The open-plan office obsession, which probably peaked around ten years ago, was based on what I’ve called “collaboration bias” — the under-examined assumption that ad-hoc social encounters are more valuable for business, creativity, and productivity than un-interrupted “deep work.”
But a series of recent surveys shed new light on the misguided disaster that is the open-plan office and the importance of private offices, regardless of where they are.
A research report called “Remote and Hybrid Working” from the Myers-Briggs Company found that employees sitting in open-plan offices are the least happy, those with private offices, the most. (The report also found that back-to-office edicts and policies negatively affect employees and that a mismatch between policy and desired workplace leads to higher employee turnover.)
Meanwhile, a recent survey by the company Robert Half found that more than a third of survey respondents (35%) said they get more done at home (where they can work without interruption from co-workers). But nearly half (43%) of employees who work in an office say they perform best in a private office.
Disdain for open-plan offices is greater now than before the pandemic, according to a survey by Framery, which makes sound-proof booths for offices.
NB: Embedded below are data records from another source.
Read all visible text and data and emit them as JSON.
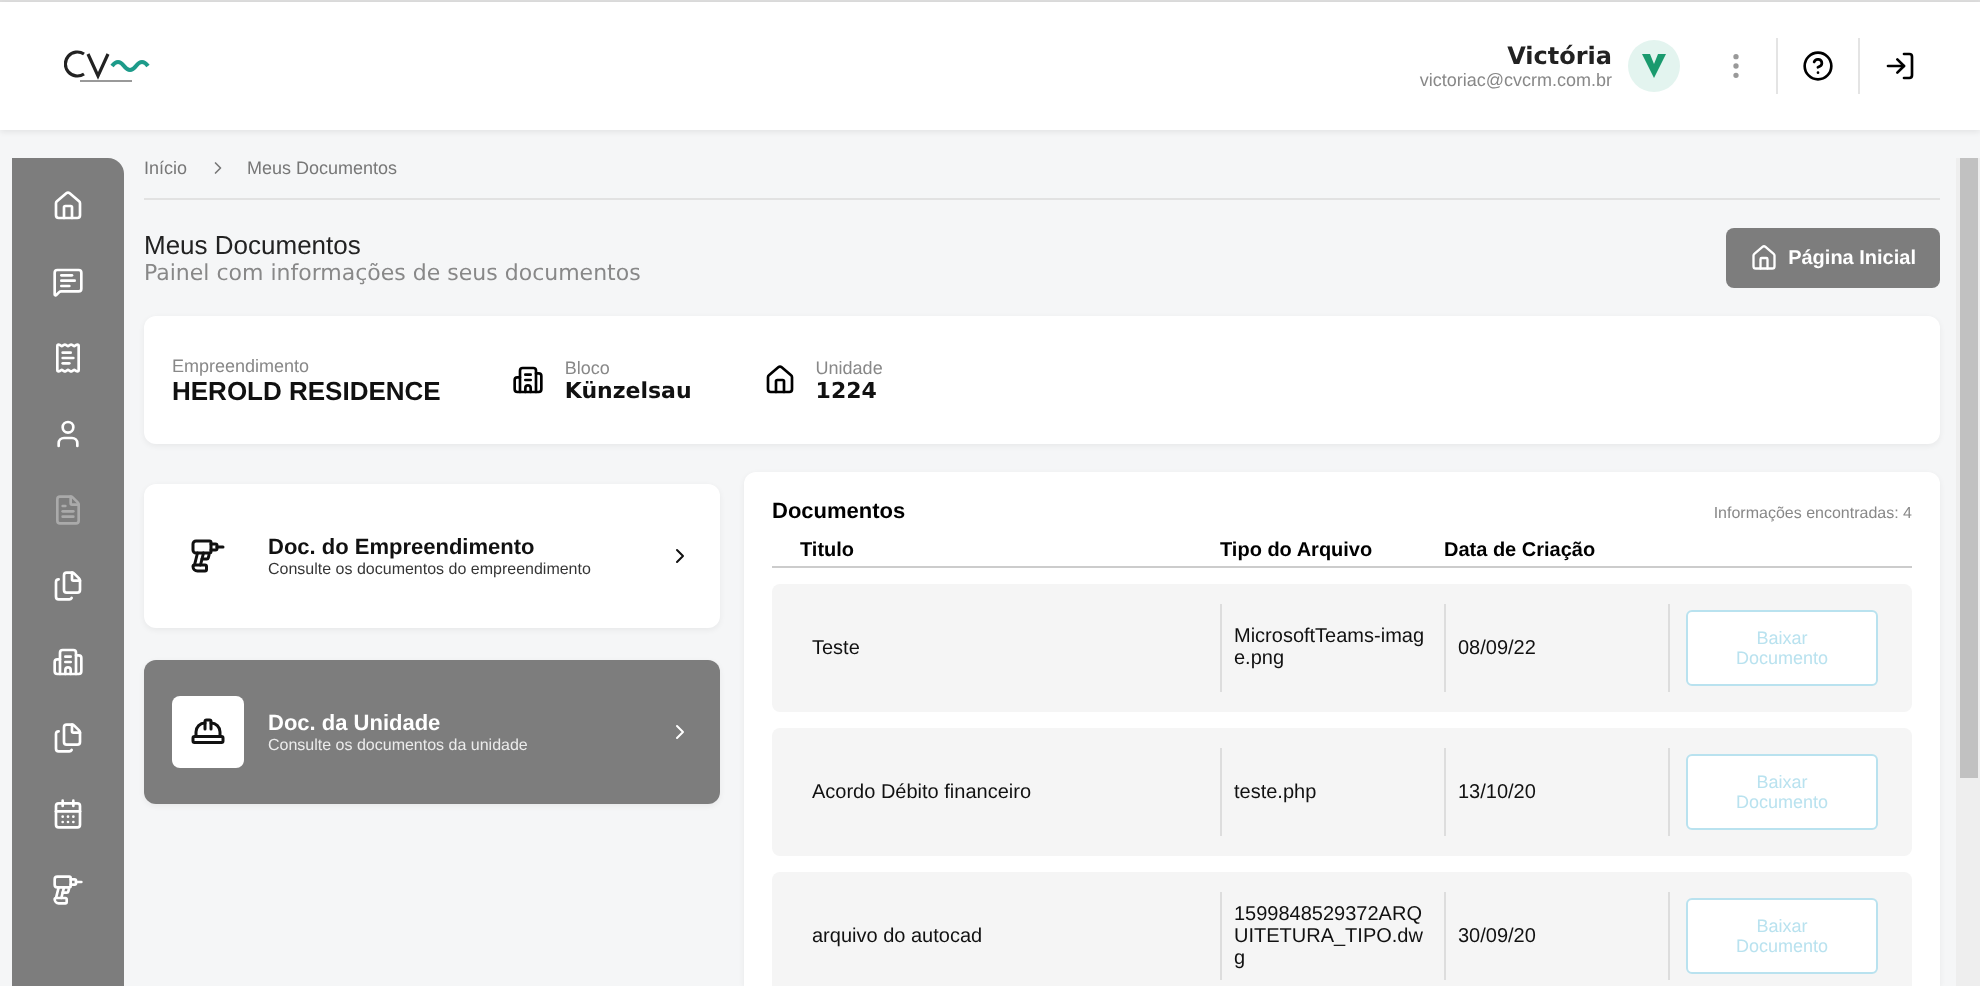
{
  "header": {
    "user_name": "Victória",
    "user_email": "victoriac@cvcrm.com.br"
  },
  "sidebar": {
    "items": [
      {
        "disabled": false
      },
      {
        "disabled": false
      },
      {
        "disabled": false
      },
      {
        "disabled": false
      },
      {
        "disabled": true
      },
      {
        "disabled": false
      },
      {
        "disabled": false
      },
      {
        "disabled": false
      },
      {
        "disabled": false
      },
      {
        "disabled": false
      }
    ]
  },
  "breadcrumb": [
    "Início",
    "Meus Documentos"
  ],
  "page": {
    "title": "Meus Documentos",
    "subtitle": "Painel com informações de seus documentos",
    "home_button": "Página Inicial"
  },
  "property": {
    "fields": [
      {
        "label": "Empreendimento",
        "value": "HEROLD RESIDENCE"
      },
      {
        "label": "Bloco",
        "value": "Künzelsau"
      },
      {
        "label": "Unidade",
        "value": "1224"
      }
    ]
  },
  "categories": [
    {
      "title": "Doc. do Empreendimento",
      "description": "Consulte os documentos do empreendimento",
      "selected": false
    },
    {
      "title": "Doc. da Unidade",
      "description": "Consulte os documentos da unidade",
      "selected": true
    }
  ],
  "documents": {
    "title": "Documentos",
    "count": "Informações encontradas: 4",
    "columns": [
      "Titulo",
      "Tipo do Arquivo",
      "Data de Criação"
    ],
    "rows": [
      {
        "title": "Teste",
        "file": "MicrosoftTeams-image.png",
        "date": "08/09/22",
        "action": "Baixar Documento",
        "disabled": true
      },
      {
        "title": "Acordo Débito financeiro",
        "file": "teste.php",
        "date": "13/10/20",
        "action": "Baixar Documento",
        "disabled": true
      },
      {
        "title": "arquivo do autocad",
        "file": "1599848529372ARQUITETURA_TIPO.dwg",
        "date": "30/09/20",
        "action": "Baixar Documento",
        "disabled": true
      }
    ]
  }
}
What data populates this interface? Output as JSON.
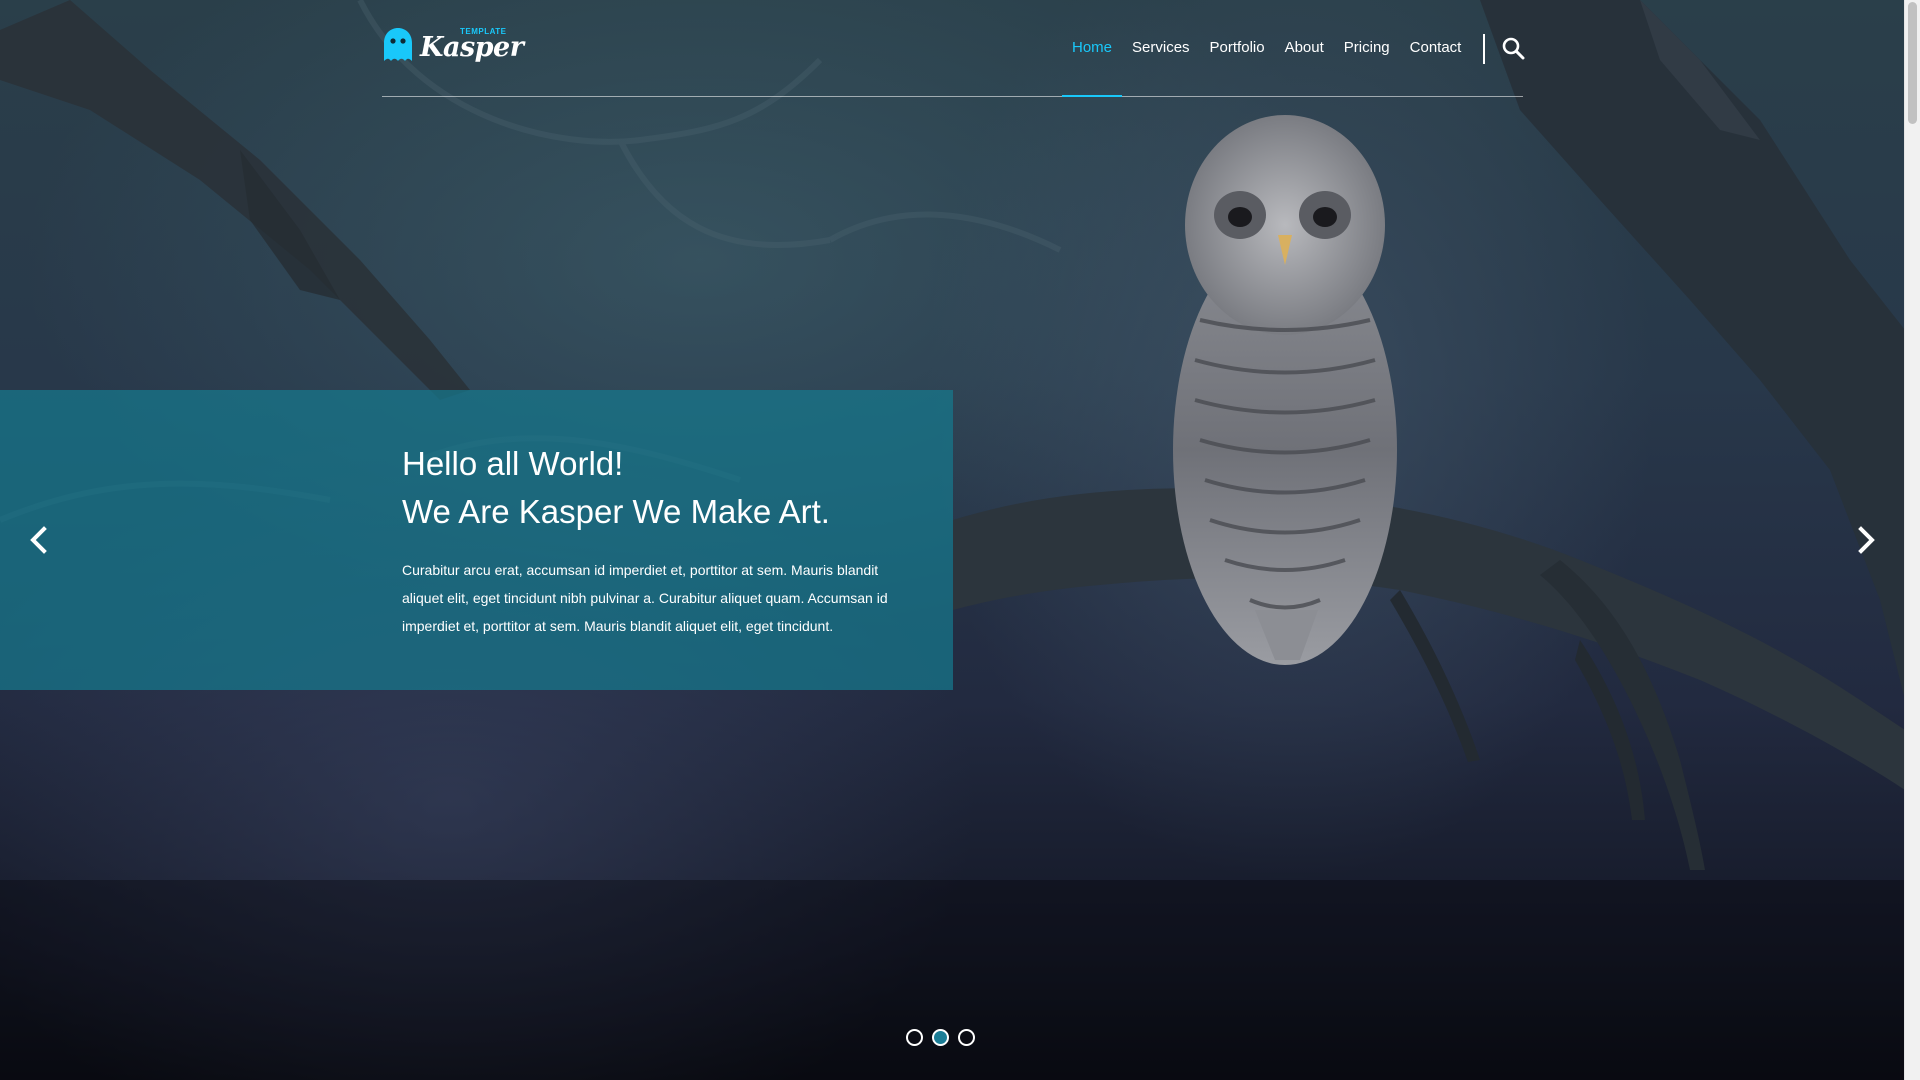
{
  "logo": {
    "name": "Kasper",
    "small_text": "TEMPLATE"
  },
  "nav": {
    "items": [
      {
        "label": "Home",
        "active": true
      },
      {
        "label": "Services",
        "active": false
      },
      {
        "label": "Portfolio",
        "active": false
      },
      {
        "label": "About",
        "active": false
      },
      {
        "label": "Pricing",
        "active": false
      },
      {
        "label": "Contact",
        "active": false
      }
    ],
    "search_icon": "search-icon"
  },
  "slide": {
    "heading_line1": "Hello all World!",
    "heading_line2": "We Are Kasper We Make Art.",
    "text": "Curabitur arcu erat, accumsan id imperdiet et, porttitor at sem. Mauris blandit aliquet elit, eget tincidunt nibh pulvinar a. Curabitur aliquet quam. Accumsan id imperdiet et, porttitor at sem. Mauris blandit aliquet elit, eget tincidunt."
  },
  "carousel": {
    "prev_icon": "chevron-left-icon",
    "next_icon": "chevron-right-icon",
    "indicator_count": 3,
    "active_index": 1
  },
  "colors": {
    "accent": "#19c8fa",
    "caption_overlay": "#16788e",
    "text": "#ffffff"
  }
}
Some 41% say their ability to concentrate in an open-floor plan office significantly worsened after the pandemic.
It appears that work-from-home (WFH) employees and office workers with private offices have three things in common:
- They have private offices.
- They’re happier.
- They get more done.
All this new data makes me wonder: How much of the employee’s desire to work from home is ultimately a desire to have a private office or at least a space where interruptions from co-workers can be controlled?
After all, working from home isn’t for everybody.
While objectively, it saves time, increases flexibility, boosts autonomy, saves money, and provides other measurable benefits, it also reduces social contact with workers, limits available tools for work, and reduces the availability of tech support.
You can measure the measurables, but the reality is psychology rules regarding remote work’s appeal (or lack thereof).
Some people love it. Some hate it. Many are somewhere in between.
In the middle of the Great Resignation, with companies struggling to hire and fill the skills gap in IT — and working hard to retain employees — it seems to me that dismantling open-plan offices and building more private-office space is an overlooked tactic that companies could use to attract and keep their best employees.
Of course, different companies have different constraints (budgetary and otherwise), as well as different missions, approaches to work and management, and other factors.
So there isn’t a one-size-fits-all answer here.
But it seems that the best policy for employee satisfaction and productivity is pretty simple: Everyone who can work remotely can choose where and when to work — in the office full-time, part-time, or never.
But those who choose to work in the office can expect their own private office.
That approach will not only make employees happier and more productive, but it will also likely boost the number of staff choosing to work in the office.
Copyright © 2022 IDG Communications, Inc.